By: John Dunn
Founder, Managing Editor, Host
The All Vol Call In Show
Chris Lofton: a name synonymous to Tennessee basketball. When one thinks of Lofton's illustrious career for the Vols, they may think about one of his many clutch performances, one of his big shots from seemingly another area code, or they may reflect on his character. Lofton is a well-beloved figure around Tennessee, and it's for more than his three-point shot. Lofton is as down-to-earth as they come and is widely regarded as one of the nicest guys around.
Earlier this week, while attending a Tennessee men's basketball practice, coach Rick Barnes pulled Lofton on to the court and began to reminisce about some of the big moments throughout his career, including his shot-heard-round-the-world against Kevin Durant when Barnes was on the opposing sidelines, still serving as the coach at the University of Texas. Barnes spoke on Lofton's preparation-heavy mentality and his relentless work ethic. He then asked Lofton if he had ever thought about what it would be like to have his jersey retired. It was right then that Lofton caught on to what Barnes was doing, and he was informed that his jersey would be hanging in the rafters of Thompson-Boling Arena.

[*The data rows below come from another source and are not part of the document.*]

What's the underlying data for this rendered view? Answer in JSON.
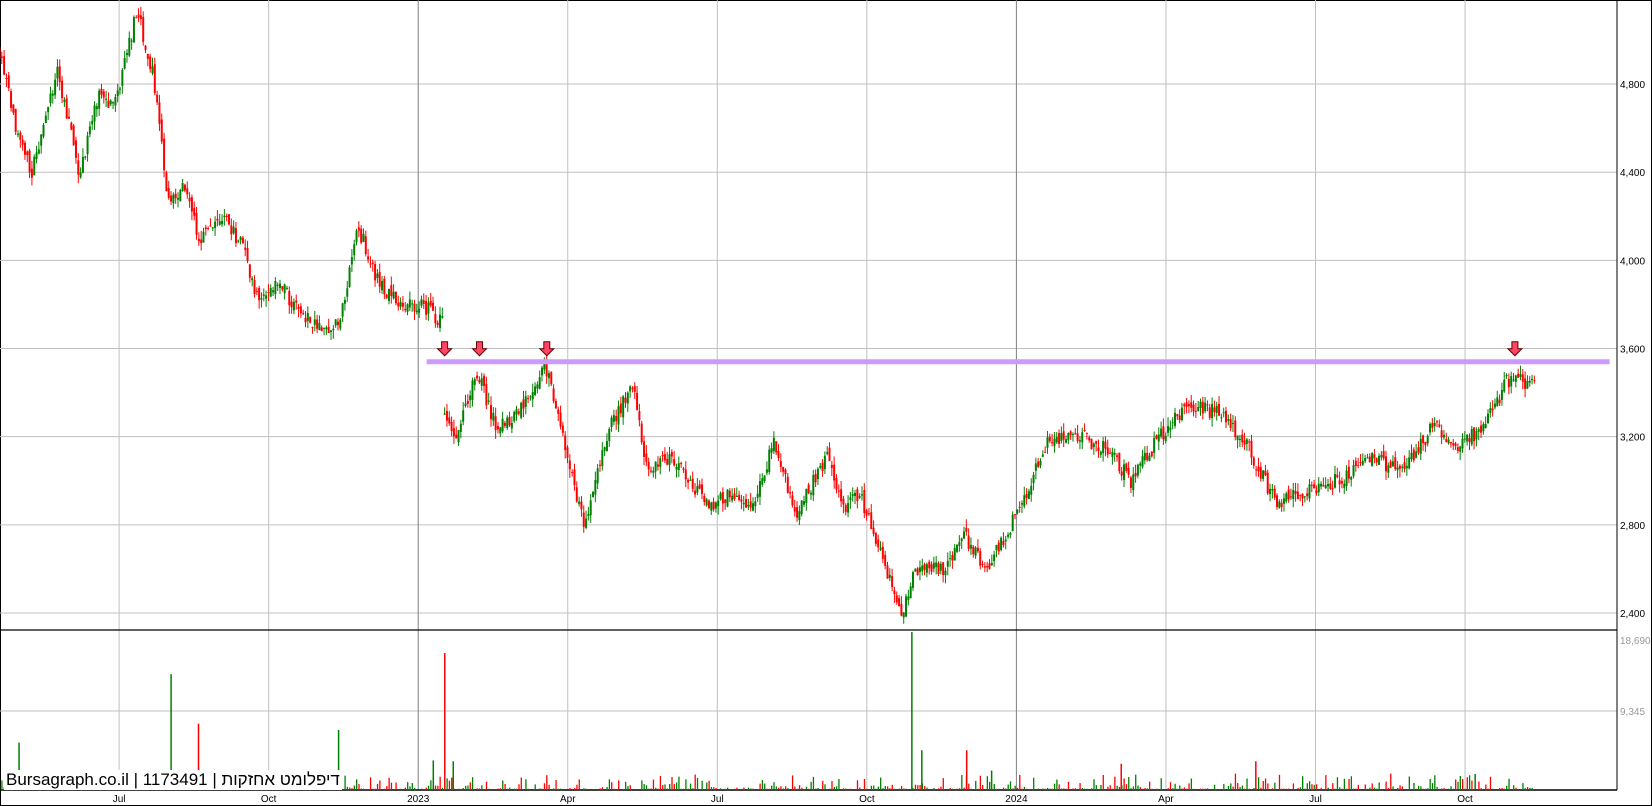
{
  "watermark": "Bursagraph.co.il | 1173491 | דיפלומט אחזקות",
  "chart_data": {
    "type": "candlestick",
    "title": "",
    "x_unit": "months since Jan 2022",
    "x_range": [
      3.6,
      34.4
    ],
    "price_axis": {
      "ticks": [
        "2,400",
        "2,800",
        "3,200",
        "3,600",
        "4,000",
        "4,400",
        "4,800"
      ],
      "tick_values": [
        2400,
        2800,
        3200,
        3600,
        4000,
        4400,
        4800
      ],
      "ylim": [
        2330,
        5150
      ]
    },
    "volume_axis": {
      "ticks": [
        "18,690",
        "9,345"
      ],
      "tick_values": [
        18690,
        9345
      ],
      "ylim": [
        0,
        18690
      ]
    },
    "x_ticks": [
      {
        "m": 6,
        "label": "Jul"
      },
      {
        "m": 9,
        "label": "Oct"
      },
      {
        "m": 12,
        "label": "2023",
        "major": true
      },
      {
        "m": 15,
        "label": "Apr"
      },
      {
        "m": 18,
        "label": "Jul"
      },
      {
        "m": 21,
        "label": "Oct"
      },
      {
        "m": 24,
        "label": "2024",
        "major": true
      },
      {
        "m": 27,
        "label": "Apr"
      },
      {
        "m": 30,
        "label": "Jul"
      },
      {
        "m": 33,
        "label": "Oct"
      }
    ],
    "price_path": [
      [
        3.6,
        4950
      ],
      [
        3.93,
        4600
      ],
      [
        4.25,
        4400
      ],
      [
        4.77,
        4850
      ],
      [
        5.2,
        4400
      ],
      [
        5.6,
        4750
      ],
      [
        5.9,
        4700
      ],
      [
        6.36,
        5130
      ],
      [
        6.68,
        4850
      ],
      [
        7.0,
        4250
      ],
      [
        7.3,
        4350
      ],
      [
        7.6,
        4100
      ],
      [
        8.05,
        4200
      ],
      [
        8.5,
        4050
      ],
      [
        8.8,
        3800
      ],
      [
        9.2,
        3900
      ],
      [
        9.5,
        3800
      ],
      [
        9.95,
        3700
      ],
      [
        10.4,
        3700
      ],
      [
        10.8,
        4150
      ],
      [
        11.2,
        3900
      ],
      [
        11.6,
        3800
      ],
      [
        12.07,
        3800
      ],
      [
        12.5,
        3720
      ],
      [
        12.53,
        3300
      ],
      [
        12.77,
        3200
      ],
      [
        13.17,
        3500
      ],
      [
        13.55,
        3250
      ],
      [
        13.97,
        3300
      ],
      [
        14.56,
        3520
      ],
      [
        15.0,
        3100
      ],
      [
        15.34,
        2780
      ],
      [
        15.77,
        3200
      ],
      [
        16.3,
        3450
      ],
      [
        16.6,
        3050
      ],
      [
        17.14,
        3100
      ],
      [
        17.56,
        2950
      ],
      [
        17.9,
        2900
      ],
      [
        18.3,
        2950
      ],
      [
        18.66,
        2850
      ],
      [
        19.15,
        3180
      ],
      [
        19.57,
        2850
      ],
      [
        20.2,
        3100
      ],
      [
        20.5,
        2870
      ],
      [
        20.84,
        2950
      ],
      [
        21.16,
        2750
      ],
      [
        21.7,
        2400
      ],
      [
        22.0,
        2600
      ],
      [
        22.53,
        2600
      ],
      [
        22.95,
        2750
      ],
      [
        23.4,
        2600
      ],
      [
        23.9,
        2800
      ],
      [
        24.2,
        2950
      ],
      [
        24.65,
        3180
      ],
      [
        25.3,
        3200
      ],
      [
        25.8,
        3150
      ],
      [
        26.3,
        3000
      ],
      [
        26.87,
        3200
      ],
      [
        27.5,
        3350
      ],
      [
        28.1,
        3300
      ],
      [
        28.66,
        3150
      ],
      [
        29.2,
        2900
      ],
      [
        29.7,
        2950
      ],
      [
        30.46,
        3000
      ],
      [
        31.1,
        3100
      ],
      [
        31.8,
        3050
      ],
      [
        32.36,
        3250
      ],
      [
        32.8,
        3150
      ],
      [
        33.4,
        3250
      ],
      [
        33.84,
        3450
      ],
      [
        34.37,
        3450
      ]
    ],
    "volume_spikes": [
      [
        3.99,
        5600,
        "up"
      ],
      [
        6.9,
        1900,
        "down"
      ],
      [
        7.04,
        13700,
        "up"
      ],
      [
        7.59,
        7850,
        "down"
      ],
      [
        10.4,
        7100,
        "up"
      ],
      [
        12.53,
        16200,
        "down"
      ],
      [
        12.7,
        3400,
        "up"
      ],
      [
        21.9,
        18690,
        "up"
      ],
      [
        22.1,
        4700,
        "up"
      ],
      [
        23.0,
        4700,
        "down"
      ],
      [
        26.1,
        3100,
        "down"
      ],
      [
        28.8,
        3400,
        "down"
      ],
      [
        33.2,
        1900,
        "up"
      ],
      [
        23.5,
        2300,
        "up"
      ],
      [
        12.3,
        3500,
        "up"
      ]
    ],
    "colors": {
      "up": "#008000",
      "down": "#ff0000",
      "resistance": "#cc99ff",
      "marker": "#ff4466"
    },
    "resistance_line": {
      "price": 3540,
      "from_m": 12.17,
      "to_m": 35.9
    },
    "markers": [
      {
        "m": 12.53,
        "type": "down-arrow"
      },
      {
        "m": 13.23,
        "type": "down-arrow"
      },
      {
        "m": 14.58,
        "type": "down-arrow"
      },
      {
        "m": 34.0,
        "type": "down-arrow"
      }
    ]
  }
}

Lofton's jersey retirement is set for the Tennessee/Kentucky matchup in Thompson-Boling this season; a fitting game for the "cat killer."
In an interview with the All Vol Call in Show, Lofton spoke on what it meant to have his jersey retired by his Alma Mater.
"This is very special to me," he said. "Tennessee gave me a chance when nobody else did, so I literally gave my all for Tennessee. I never wanted to cheat them and wanted to show how appreciative I was of being there.
Lofton has a long list of accolades and awards but stated that having his jersey retired by Tennessee was as big as they come.
"This would be number-one when it comes to awards and stuff," he said. Having your jersey retired at this level is very special; it’s so rare. God is great."
There was no doubt in Lofton's mind that he would one day become an SEC legend. With the help of his coaches and teammates, he did just that.
"In practice we pushed each other to become better," he said. "We knew that it would make us a better team. Bruce (Pearl) did a great job of making us compete at a high level daily. He was a proven winner, so we had no choice but to follow his lead. The way I worked extra hard in the weightroom and on the court, I wanted to be a legend. My favorite players were MJ and Kobe, so I always loved how they treated the game, and how serious it was to them. It was a war every time they stepped on the court, and it was the same for me."